A step forward for low-power radio station in urban areas

    For the past 10 years, low-powered radio stations have operated outside of the country’s top 50 markets in order to prevent interference with larger commercial stations.

    Hundreds of new low-power non-commercial radio stations are one step closer to broadcasting in urban areas for the first time.

    Listen:
    [audio: 091217mpradio.mp3]

    For the past 10 years, low-powered radio stations have operated outside of the country’s top 50 markets in order to prevent interference with larger commercial stations.

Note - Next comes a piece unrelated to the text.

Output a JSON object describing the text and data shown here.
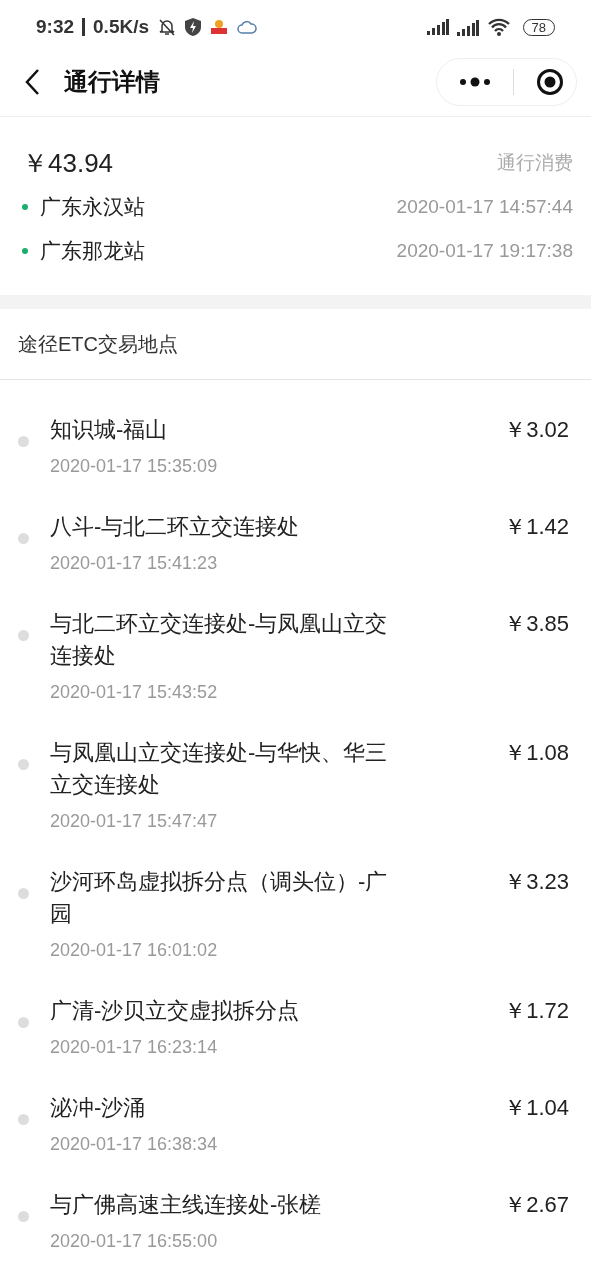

    The U.S. House of Representatives has passed the Local Community Radio Act – which would allow new non-commercial stations to apply for licensing in urban areas. The bill includes a provision that requires the 100-watt stations to resolve interference issues individually if they occur.

    Halimah Marcus is with the Prometheus Radio Project in Philadelphia, which lobbied for the bill. She says she is thrilled to see the bill making progress.

    Marcus: When this bill passes, it’s going to revolutionize radio. It allows regular neighborhood people to access the airwaves and have their own community radio stations that are going to respond and reflect to the individual needs of their community and there’s gonna be hundreds and hundreds more across the country.

    The bill now moves to the Senate floor for a final vote.

    Want a digest of WHYY’s programs, events & stories? Sign up for our weekly newsletter.

    It will take 126,000 members this year for great news and programs to thrive. Help us get to 100% of the goal.